2. Richard Parker is terrified by the storm. Pi is scared, but he can see the glory in the storm as well. When the ship comes, Pi goes through hope and despair; Richard Parker does not react to the ship, but only to Pi's emotions.

3. It is a piece of cloth Pi soaks with salt water and puts on his face. It cuts down on the amount of oxygen in the air he breathes and gives him hallucinations. These allow him to escape from his ordeal, however briefly.

### Study Questions

1. What happens when the lifeboat runs into a mass of floating trash? (Chapter 88)

2. When does Pi die symbolically? (Chapters 89-90)

3. Who does Pi talk to in Chapter 90?

4. Why is the island Pi finds so disturbing? (Chapter 92)

5. Pi saves Richard Parker by giving him food and water. How does Richard Parker save Pi? (Throughout Part Two of the novel)

1. Pi finds a refrigerator with a rotted animal carcass in it; he thinks it is a lamb. He finds an empty wine bottle and puts a message in it, acting out the cliché of a message in a bottle.

2. Pi dies symbolically in Chapters 89-90. He has been keeping his soul alive in part by keeping a journal, but his pen dies. Soon after his words die, he goes blind. While he is blind, he meets another human lost on the sea. Though it is Richard Parker who kills the man, Pi eats part of him and thinks, "Something in me died then that has never come back to life."

3. Pi thinks he is talking to Richard Parker.
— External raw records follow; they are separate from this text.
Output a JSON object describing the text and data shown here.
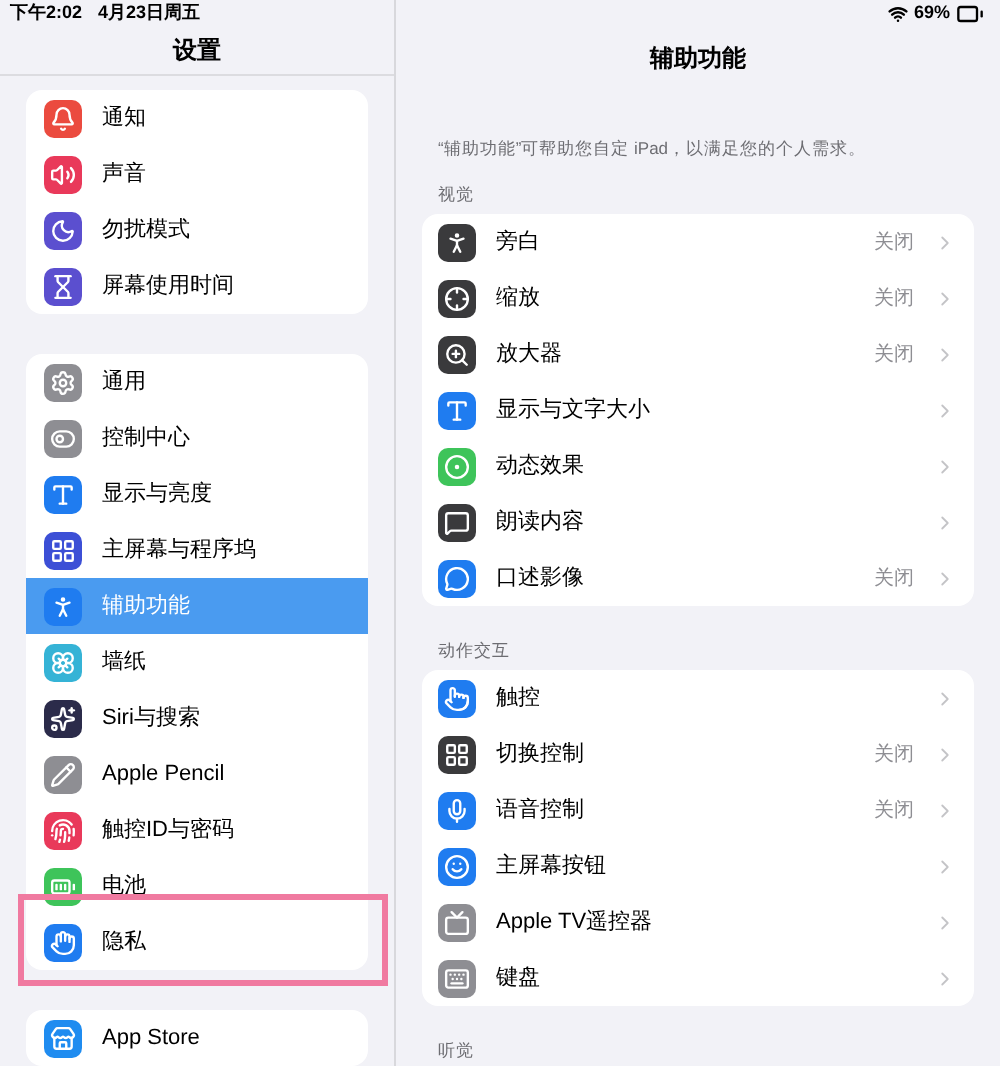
{
  "status_bar": {
    "time": "下午2:02",
    "date": "4月23日周五",
    "battery": "69%"
  },
  "sidebar": {
    "title": "设置",
    "groups": [
      [
        {
          "label": "通知",
          "color": "#eb4b3f",
          "selected": false,
          "highlighted": false
        },
        {
          "label": "声音",
          "color": "#e9395a",
          "selected": false,
          "highlighted": false
        },
        {
          "label": "勿扰模式",
          "color": "#5b4fcf",
          "selected": false,
          "highlighted": false
        },
        {
          "label": "屏幕使用时间",
          "color": "#5b4fcf",
          "selected": false,
          "highlighted": false
        }
      ],
      [
        {
          "label": "通用",
          "color": "#8e8e93",
          "selected": false,
          "highlighted": false
        },
        {
          "label": "控制中心",
          "color": "#8e8e93",
          "selected": false,
          "highlighted": false
        },
        {
          "label": "显示与亮度",
          "color": "#1f7cf0",
          "selected": false,
          "highlighted": false
        },
        {
          "label": "主屏幕与程序坞",
          "color": "#3c4fd6",
          "selected": false,
          "highlighted": false
        },
        {
          "label": "辅助功能",
          "color": "#1f7cf0",
          "selected": true,
          "highlighted": false
        },
        {
          "label": "墙纸",
          "color": "#35b3d6",
          "selected": false,
          "highlighted": false
        },
        {
          "label": "Siri与搜索",
          "color": "#2b2b4a",
          "selected": false,
          "highlighted": false
        },
        {
          "label": "Apple Pencil",
          "color": "#8e8e93",
          "selected": false,
          "highlighted": false
        },
        {
          "label": "触控ID与密码",
          "color": "#e9395a",
          "selected": false,
          "highlighted": false
        },
        {
          "label": "电池",
          "color": "#3ec45a",
          "selected": false,
          "highlighted": false
        },
        {
          "label": "隐私",
          "color": "#1f7cf0",
          "selected": false,
          "highlighted": true
        }
      ],
      [
        {
          "label": "App Store",
          "color": "#1f8cf0",
          "selected": false,
          "highlighted": false
        }
      ]
    ]
  },
  "detail": {
    "title": "辅助功能",
    "description": "“辅助功能”可帮助您自定 iPad，以满足您的个人需求。",
    "sections": [
      {
        "label": "视觉",
        "rows": [
          {
            "label": "旁白",
            "value": "关闭",
            "color": "#3a3a3c"
          },
          {
            "label": "缩放",
            "value": "关闭",
            "color": "#3a3a3c"
          },
          {
            "label": "放大器",
            "value": "关闭",
            "color": "#3a3a3c"
          },
          {
            "label": "显示与文字大小",
            "color": "#1f7cf0"
          },
          {
            "label": "动态效果",
            "color": "#3ec45a"
          },
          {
            "label": "朗读内容",
            "color": "#3a3a3c"
          },
          {
            "label": "口述影像",
            "value": "关闭",
            "color": "#1f7cf0"
          }
        ]
      },
      {
        "label": "动作交互",
        "rows": [
          {
            "label": "触控",
            "color": "#1f7cf0"
          },
          {
            "label": "切换控制",
            "value": "关闭",
            "color": "#3a3a3c"
          },
          {
            "label": "语音控制",
            "value": "关闭",
            "color": "#1f7cf0"
          },
          {
            "label": "主屏幕按钮",
            "color": "#1f7cf0"
          },
          {
            "label": "Apple TV遥控器",
            "color": "#8e8e93"
          },
          {
            "label": "键盘",
            "color": "#8e8e93"
          }
        ]
      },
      {
        "label": "听觉"
      }
    ]
  }
}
He even gets answers that would fit Parker's character, about eating humans. However, late in the chapter it becomes clear that he is actually talking to another human being.

4. It is intrinsically disturbing because it is carnivorous. It is an island of plants that kill animals, including humans. However, it is also disturbing because it disrupts the stories Pi has been counting on to guide him, specifically the stories in the survival guide, which tell him to seek out the green of plants for salvation.

5. By giving Pi a focus and helping him overcome fear, by giving Pi a society to be a part of, and by giving Pi something to care about.

### Study Questions

1. What is special about Chapter 97?

2. Why don't Mr. Okamoto and Mr. Chiba believe Pi's story about what happened to the Tsimtsum? (Chapter 98-99)

3. Pi tells two different stories about what happened in the lifeboat. How are they similar? (Chapter 99)

4. Pi tells two different stories about what happened in the lifeboat. How are they different? (Chapter 99)

5. What eventually convinces Mr. Okamoto of Pi's story? (Chapters 99-100)

6. What is the relationship between the three sections of the novel?

1. It is two words long: "The story." In it, the entire story that has happened up to that point is retold.

2. They claim it is because his story does not hold together—that it is neither factual nor logical: bananas do not float, a carnivorous island is impossible, no trace of Richard Parker was ever found, and two blind strangers in lifeboats meeting in the Pacific Ocean is unlikely. Pi says it is because it asks them to expand their horizons and look beyond their own limited experience.

3. In both stories, there are a limited number of characters, one preys upon another, and Pi eats human flesh.

4. In the first story, which fills Part Two of the novel, Pi is the only human for almost the entire story. The other characters are animals (the zebra, orangutan, hyena, and tiger). In the second story, which he tells Mr. Okamoto and Mr. Chiba in Part Three, all characters are human.

5. Judging by what he says and by what he includes in his report, it is part the intrinsic quality of the stories told (the one with animals just seems better) and part Pi's own character.

6. Part One is Pi's life in India. Part Two is Pi's time spent lost at sea. Part Three is Pi's recovery and his attempt to convince others of his story.